WHAT TO DO =
Down to the last line, copy the records below without any change.
--- START ---
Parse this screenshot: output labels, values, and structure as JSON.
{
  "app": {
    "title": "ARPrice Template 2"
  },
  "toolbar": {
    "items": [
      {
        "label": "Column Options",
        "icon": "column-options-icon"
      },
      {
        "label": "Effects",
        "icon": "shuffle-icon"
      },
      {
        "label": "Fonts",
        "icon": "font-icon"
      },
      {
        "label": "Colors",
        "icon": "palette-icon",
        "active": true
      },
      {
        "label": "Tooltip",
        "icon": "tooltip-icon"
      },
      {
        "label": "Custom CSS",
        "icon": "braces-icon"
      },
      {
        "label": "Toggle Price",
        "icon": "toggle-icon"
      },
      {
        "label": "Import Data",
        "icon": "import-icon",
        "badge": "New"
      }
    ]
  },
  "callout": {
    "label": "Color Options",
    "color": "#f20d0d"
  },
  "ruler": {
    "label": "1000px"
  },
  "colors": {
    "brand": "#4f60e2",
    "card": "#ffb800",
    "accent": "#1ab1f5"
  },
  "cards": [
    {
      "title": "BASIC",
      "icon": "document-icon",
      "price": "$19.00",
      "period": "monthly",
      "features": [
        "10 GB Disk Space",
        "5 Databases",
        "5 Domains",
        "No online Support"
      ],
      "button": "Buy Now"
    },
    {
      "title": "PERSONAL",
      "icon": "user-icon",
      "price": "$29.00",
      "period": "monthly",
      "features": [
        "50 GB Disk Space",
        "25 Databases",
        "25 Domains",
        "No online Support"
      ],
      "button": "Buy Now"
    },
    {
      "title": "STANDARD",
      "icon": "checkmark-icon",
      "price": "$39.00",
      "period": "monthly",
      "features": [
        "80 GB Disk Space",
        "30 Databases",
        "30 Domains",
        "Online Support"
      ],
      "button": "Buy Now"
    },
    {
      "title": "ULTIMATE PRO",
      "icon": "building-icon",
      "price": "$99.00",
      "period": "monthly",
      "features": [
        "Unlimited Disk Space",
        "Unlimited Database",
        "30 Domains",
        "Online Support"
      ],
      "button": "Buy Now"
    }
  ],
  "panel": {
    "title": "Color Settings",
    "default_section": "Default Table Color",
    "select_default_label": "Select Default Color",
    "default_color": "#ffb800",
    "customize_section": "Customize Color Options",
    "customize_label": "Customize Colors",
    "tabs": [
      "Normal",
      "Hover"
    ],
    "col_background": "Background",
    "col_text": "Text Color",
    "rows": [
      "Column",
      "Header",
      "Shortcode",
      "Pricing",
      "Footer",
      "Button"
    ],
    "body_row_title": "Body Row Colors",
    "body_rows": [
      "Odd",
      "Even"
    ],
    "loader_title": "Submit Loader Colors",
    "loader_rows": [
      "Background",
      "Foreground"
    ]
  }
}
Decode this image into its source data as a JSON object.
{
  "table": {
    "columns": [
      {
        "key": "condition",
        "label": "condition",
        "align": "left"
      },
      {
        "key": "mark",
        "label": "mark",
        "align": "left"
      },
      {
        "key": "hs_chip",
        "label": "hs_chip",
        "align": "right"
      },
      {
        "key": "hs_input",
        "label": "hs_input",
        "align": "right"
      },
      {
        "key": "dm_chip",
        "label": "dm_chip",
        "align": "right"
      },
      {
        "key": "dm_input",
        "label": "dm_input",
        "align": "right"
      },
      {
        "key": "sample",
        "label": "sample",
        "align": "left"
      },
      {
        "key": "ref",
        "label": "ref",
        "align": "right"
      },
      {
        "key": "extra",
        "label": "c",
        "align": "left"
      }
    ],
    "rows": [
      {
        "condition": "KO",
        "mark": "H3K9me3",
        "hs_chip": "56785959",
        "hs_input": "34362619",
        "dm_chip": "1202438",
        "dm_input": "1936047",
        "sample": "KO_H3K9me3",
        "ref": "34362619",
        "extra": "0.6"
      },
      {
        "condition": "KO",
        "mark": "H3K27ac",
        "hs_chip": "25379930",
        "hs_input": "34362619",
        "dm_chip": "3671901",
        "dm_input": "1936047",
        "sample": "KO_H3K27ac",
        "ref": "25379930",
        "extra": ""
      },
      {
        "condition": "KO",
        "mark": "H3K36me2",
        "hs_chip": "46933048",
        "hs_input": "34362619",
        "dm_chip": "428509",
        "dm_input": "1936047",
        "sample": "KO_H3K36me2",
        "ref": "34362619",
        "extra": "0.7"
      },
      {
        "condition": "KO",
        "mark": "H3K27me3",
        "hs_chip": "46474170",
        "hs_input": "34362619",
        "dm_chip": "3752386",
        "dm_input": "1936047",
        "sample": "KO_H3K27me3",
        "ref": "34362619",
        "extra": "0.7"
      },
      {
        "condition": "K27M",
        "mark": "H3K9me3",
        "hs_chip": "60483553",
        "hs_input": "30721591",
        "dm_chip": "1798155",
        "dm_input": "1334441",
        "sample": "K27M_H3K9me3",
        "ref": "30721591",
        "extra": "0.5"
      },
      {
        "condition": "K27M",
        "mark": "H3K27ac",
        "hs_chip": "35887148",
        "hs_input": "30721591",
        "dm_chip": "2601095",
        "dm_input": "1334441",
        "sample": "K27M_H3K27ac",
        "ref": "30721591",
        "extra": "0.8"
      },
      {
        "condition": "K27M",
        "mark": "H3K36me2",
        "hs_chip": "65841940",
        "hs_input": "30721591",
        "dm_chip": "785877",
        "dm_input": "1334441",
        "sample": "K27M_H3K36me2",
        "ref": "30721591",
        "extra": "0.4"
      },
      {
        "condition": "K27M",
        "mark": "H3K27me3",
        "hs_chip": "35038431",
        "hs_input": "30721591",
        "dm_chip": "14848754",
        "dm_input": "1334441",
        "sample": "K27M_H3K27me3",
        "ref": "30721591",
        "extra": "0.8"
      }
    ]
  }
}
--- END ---
RESPONSE BELOW =
Parse this screenshot: output labels, values, and structure as JSON.
{
  "app": {
    "title": "ARPrice Template 2"
  },
  "toolbar": {
    "items": [
      {
        "label": "Column Options",
        "icon": "column-options-icon"
      },
      {
        "label": "Effects",
        "icon": "shuffle-icon"
      },
      {
        "label": "Fonts",
        "icon": "font-icon"
      },
      {
        "label": "Colors",
        "icon": "palette-icon",
        "active": true
      },
      {
        "label": "Tooltip",
        "icon": "tooltip-icon"
      },
      {
        "label": "Custom CSS",
        "icon": "braces-icon"
      },
      {
        "label": "Toggle Price",
        "icon": "toggle-icon"
      },
      {
        "label": "Import Data",
        "icon": "import-icon",
        "badge": "New"
      }
    ]
  },
  "callout": {
    "label": "Color Options",
    "color": "#f20d0d"
  },
  "ruler": {
    "label": "1000px"
  },
  "colors": {
    "brand": "#4f60e2",
    "card": "#ffb800",
    "accent": "#1ab1f5"
  },
  "cards": [
    {
      "title": "BASIC",
      "icon": "document-icon",
      "price": "$19.00",
      "period": "monthly",
      "features": [
        "10 GB Disk Space",
        "5 Databases",
        "5 Domains",
        "No online Support"
      ],
      "button": "Buy Now"
    },
    {
      "title": "PERSONAL",
      "icon": "user-icon",
      "price": "$29.00",
      "period": "monthly",
      "features": [
        "50 GB Disk Space",
        "25 Databases",
        "25 Domains",
        "No online Support"
      ],
      "button": "Buy Now"
    },
    {
      "title": "STANDARD",
      "icon": "checkmark-icon",
      "price": "$39.00",
      "period": "monthly",
      "features": [
        "80 GB Disk Space",
        "30 Databases",
        "30 Domains",
        "Online Support"
      ],
      "button": "Buy Now"
    },
    {
      "title": "ULTIMATE PRO",
      "icon": "building-icon",
      "price": "$99.00",
      "period": "monthly",
      "features": [
        "Unlimited Disk Space",
        "Unlimited Database",
        "30 Domains",
        "Online Support"
      ],
      "button": "Buy Now"
    }
  ],
  "panel": {
    "title": "Color Settings",
    "default_section": "Default Table Color",
    "select_default_label": "Select Default Color",
    "default_color": "#ffb800",
    "customize_section": "Customize Color Options",
    "customize_label": "Customize Colors",
    "tabs": [
      "Normal",
      "Hover"
    ],
    "col_background": "Background",
    "col_text": "Text Color",
    "rows": [
      "Column",
      "Header",
      "Shortcode",
      "Pricing",
      "Footer",
      "Button"
    ],
    "body_row_title": "Body Row Colors",
    "body_rows": [
      "Odd",
      "Even"
    ],
    "loader_title": "Submit Loader Colors",
    "loader_rows": [
      "Background",
      "Foreground"
    ]
  }
}
Decode this image into its source data as a JSON object.
{
  "table": {
    "columns": [
      {
        "key": "condition",
        "label": "condition",
        "align": "left"
      },
      {
        "key": "mark",
        "label": "mark",
        "align": "left"
      },
      {
        "key": "hs_chip",
        "label": "hs_chip",
        "align": "right"
      },
      {
        "key": "hs_input",
        "label": "hs_input",
        "align": "right"
      },
      {
        "key": "dm_chip",
        "label": "dm_chip",
        "align": "right"
      },
      {
        "key": "dm_input",
        "label": "dm_input",
        "align": "right"
      },
      {
        "key": "sample",
        "label": "sample",
        "align": "left"
      },
      {
        "key": "ref",
        "label": "ref",
        "align": "right"
      },
      {
        "key": "extra",
        "label": "c",
        "align": "left"
      }
    ],
    "rows": [
      {
        "condition": "KO",
        "mark": "H3K9me3",
        "hs_chip": "56785959",
        "hs_input": "34362619",
        "dm_chip": "1202438",
        "dm_input": "1936047",
        "sample": "KO_H3K9me3",
        "ref": "34362619",
        "extra": "0.6"
      },
      {
        "condition": "KO",
        "mark": "H3K27ac",
        "hs_chip": "25379930",
        "hs_input": "34362619",
        "dm_chip": "3671901",
        "dm_input": "1936047",
        "sample": "KO_H3K27ac",
        "ref": "25379930",
        "extra": ""
      },
      {
        "condition": "KO",
        "mark": "H3K36me2",
        "hs_chip": "46933048",
        "hs_input": "34362619",
        "dm_chip": "428509",
        "dm_input": "1936047",
        "sample": "KO_H3K36me2",
        "ref": "34362619",
        "extra": "0.7"
      },
      {
        "condition": "KO",
        "mark": "H3K27me3",
        "hs_chip": "46474170",
        "hs_input": "34362619",
        "dm_chip": "3752386",
        "dm_input": "1936047",
        "sample": "KO_H3K27me3",
        "ref": "34362619",
        "extra": "0.7"
      },
      {
        "condition": "K27M",
        "mark": "H3K9me3",
        "hs_chip": "60483553",
        "hs_input": "30721591",
        "dm_chip": "1798155",
        "dm_input": "1334441",
        "sample": "K27M_H3K9me3",
        "ref": "30721591",
        "extra": "0.5"
      },
      {
        "condition": "K27M",
        "mark": "H3K27ac",
        "hs_chip": "35887148",
        "hs_input": "30721591",
        "dm_chip": "2601095",
        "dm_input": "1334441",
        "sample": "K27M_H3K27ac",
        "ref": "30721591",
        "extra": "0.8"
      },
      {
        "condition": "K27M",
        "mark": "H3K36me2",
        "hs_chip": "65841940",
        "hs_input": "30721591",
        "dm_chip": "785877",
        "dm_input": "1334441",
        "sample": "K27M_H3K36me2",
        "ref": "30721591",
        "extra": "0.4"
      },
      {
        "condition": "K27M",
        "mark": "H3K27me3",
        "hs_chip": "35038431",
        "hs_input": "30721591",
        "dm_chip": "14848754",
        "dm_input": "1334441",
        "sample": "K27M_H3K27me3",
        "ref": "30721591",
        "extra": "0.8"
      }
    ]
  }
}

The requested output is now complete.